[Page and application data records]
☆ ☆ ☆ ☆ ☆
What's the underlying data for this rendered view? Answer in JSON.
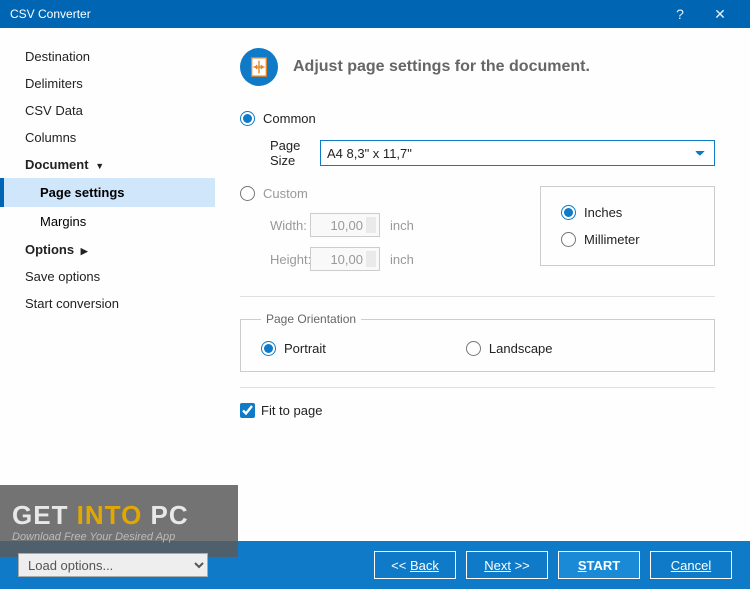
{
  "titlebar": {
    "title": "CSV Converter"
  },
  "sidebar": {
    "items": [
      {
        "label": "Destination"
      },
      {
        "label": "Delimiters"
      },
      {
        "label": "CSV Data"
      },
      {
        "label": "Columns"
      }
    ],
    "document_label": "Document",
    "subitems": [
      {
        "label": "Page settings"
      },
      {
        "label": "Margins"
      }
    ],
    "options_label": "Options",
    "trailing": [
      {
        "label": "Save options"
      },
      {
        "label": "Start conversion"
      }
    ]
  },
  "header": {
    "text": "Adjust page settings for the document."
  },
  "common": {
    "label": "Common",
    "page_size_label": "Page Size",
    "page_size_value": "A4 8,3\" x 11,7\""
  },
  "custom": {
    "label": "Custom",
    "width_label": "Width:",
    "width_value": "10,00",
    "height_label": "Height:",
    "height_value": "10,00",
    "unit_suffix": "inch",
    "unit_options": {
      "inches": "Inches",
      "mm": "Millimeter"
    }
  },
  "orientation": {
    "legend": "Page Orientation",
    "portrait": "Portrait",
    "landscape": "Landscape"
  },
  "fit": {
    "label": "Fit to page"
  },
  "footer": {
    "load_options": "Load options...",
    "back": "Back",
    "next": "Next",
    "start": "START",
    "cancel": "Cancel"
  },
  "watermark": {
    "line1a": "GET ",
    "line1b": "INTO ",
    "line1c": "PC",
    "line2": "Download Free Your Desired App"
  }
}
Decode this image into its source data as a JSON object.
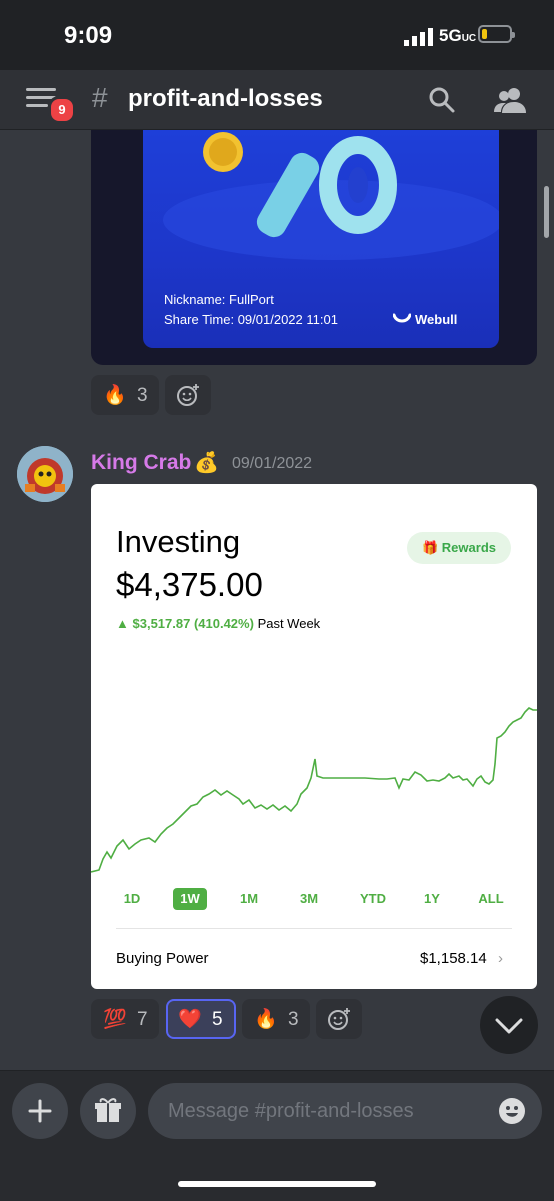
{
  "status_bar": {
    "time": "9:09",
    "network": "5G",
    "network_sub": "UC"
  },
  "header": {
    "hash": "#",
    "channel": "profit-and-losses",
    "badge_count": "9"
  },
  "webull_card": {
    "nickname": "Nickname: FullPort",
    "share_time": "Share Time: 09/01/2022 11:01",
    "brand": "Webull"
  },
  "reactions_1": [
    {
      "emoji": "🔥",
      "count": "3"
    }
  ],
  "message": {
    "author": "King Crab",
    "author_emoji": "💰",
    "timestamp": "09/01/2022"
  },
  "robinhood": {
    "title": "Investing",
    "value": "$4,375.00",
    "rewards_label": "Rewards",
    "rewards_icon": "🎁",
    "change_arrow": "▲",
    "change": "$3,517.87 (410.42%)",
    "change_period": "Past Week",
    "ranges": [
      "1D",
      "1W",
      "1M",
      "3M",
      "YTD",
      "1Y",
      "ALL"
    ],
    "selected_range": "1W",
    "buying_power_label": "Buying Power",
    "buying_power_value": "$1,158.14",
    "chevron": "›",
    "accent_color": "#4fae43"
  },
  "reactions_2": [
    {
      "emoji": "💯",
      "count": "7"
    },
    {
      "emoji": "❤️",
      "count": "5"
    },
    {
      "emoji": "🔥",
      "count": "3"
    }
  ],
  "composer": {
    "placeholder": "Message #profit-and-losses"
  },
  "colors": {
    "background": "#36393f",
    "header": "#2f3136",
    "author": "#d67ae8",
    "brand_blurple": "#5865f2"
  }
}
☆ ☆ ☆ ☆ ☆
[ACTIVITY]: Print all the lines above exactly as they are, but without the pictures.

[FINISHED EXERCISE]:
What's the underlying data for this rendered view? Answer in JSON.
{
  "titlebar": {
    "title": "CSV Converter"
  },
  "sidebar": {
    "items": [
      {
        "label": "Destination"
      },
      {
        "label": "Delimiters"
      },
      {
        "label": "CSV Data"
      },
      {
        "label": "Columns"
      }
    ],
    "document_label": "Document",
    "subitems": [
      {
        "label": "Page settings"
      },
      {
        "label": "Margins"
      }
    ],
    "options_label": "Options",
    "trailing": [
      {
        "label": "Save options"
      },
      {
        "label": "Start conversion"
      }
    ]
  },
  "header": {
    "text": "Adjust page settings for the document."
  },
  "common": {
    "label": "Common",
    "page_size_label": "Page Size",
    "page_size_value": "A4 8,3\" x 11,7\""
  },
  "custom": {
    "label": "Custom",
    "width_label": "Width:",
    "width_value": "10,00",
    "height_label": "Height:",
    "height_value": "10,00",
    "unit_suffix": "inch",
    "unit_options": {
      "inches": "Inches",
      "mm": "Millimeter"
    }
  },
  "orientation": {
    "legend": "Page Orientation",
    "portrait": "Portrait",
    "landscape": "Landscape"
  },
  "fit": {
    "label": "Fit to page"
  },
  "footer": {
    "load_options": "Load options...",
    "back": "Back",
    "next": "Next",
    "start": "START",
    "cancel": "Cancel"
  },
  "watermark": {
    "line1a": "GET ",
    "line1b": "INTO ",
    "line1c": "PC",
    "line2": "Download Free Your Desired App"
  }
}
Decode this image into its source data as a JSON object.
{
  "status_bar": {
    "time": "9:09",
    "network": "5G",
    "network_sub": "UC"
  },
  "header": {
    "hash": "#",
    "channel": "profit-and-losses",
    "badge_count": "9"
  },
  "webull_card": {
    "nickname": "Nickname: FullPort",
    "share_time": "Share Time: 09/01/2022 11:01",
    "brand": "Webull"
  },
  "reactions_1": [
    {
      "emoji": "🔥",
      "count": "3"
    }
  ],
  "message": {
    "author": "King Crab",
    "author_emoji": "💰",
    "timestamp": "09/01/2022"
  },
  "robinhood": {
    "title": "Investing",
    "value": "$4,375.00",
    "rewards_label": "Rewards",
    "rewards_icon": "🎁",
    "change_arrow": "▲",
    "change": "$3,517.87 (410.42%)",
    "change_period": "Past Week",
    "ranges": [
      "1D",
      "1W",
      "1M",
      "3M",
      "YTD",
      "1Y",
      "ALL"
    ],
    "selected_range": "1W",
    "buying_power_label": "Buying Power",
    "buying_power_value": "$1,158.14",
    "chevron": "›",
    "accent_color": "#4fae43"
  },
  "reactions_2": [
    {
      "emoji": "💯",
      "count": "7"
    },
    {
      "emoji": "❤️",
      "count": "5"
    },
    {
      "emoji": "🔥",
      "count": "3"
    }
  ],
  "composer": {
    "placeholder": "Message #profit-and-losses"
  },
  "colors": {
    "background": "#36393f",
    "header": "#2f3136",
    "author": "#d67ae8",
    "brand_blurple": "#5865f2"
  }
}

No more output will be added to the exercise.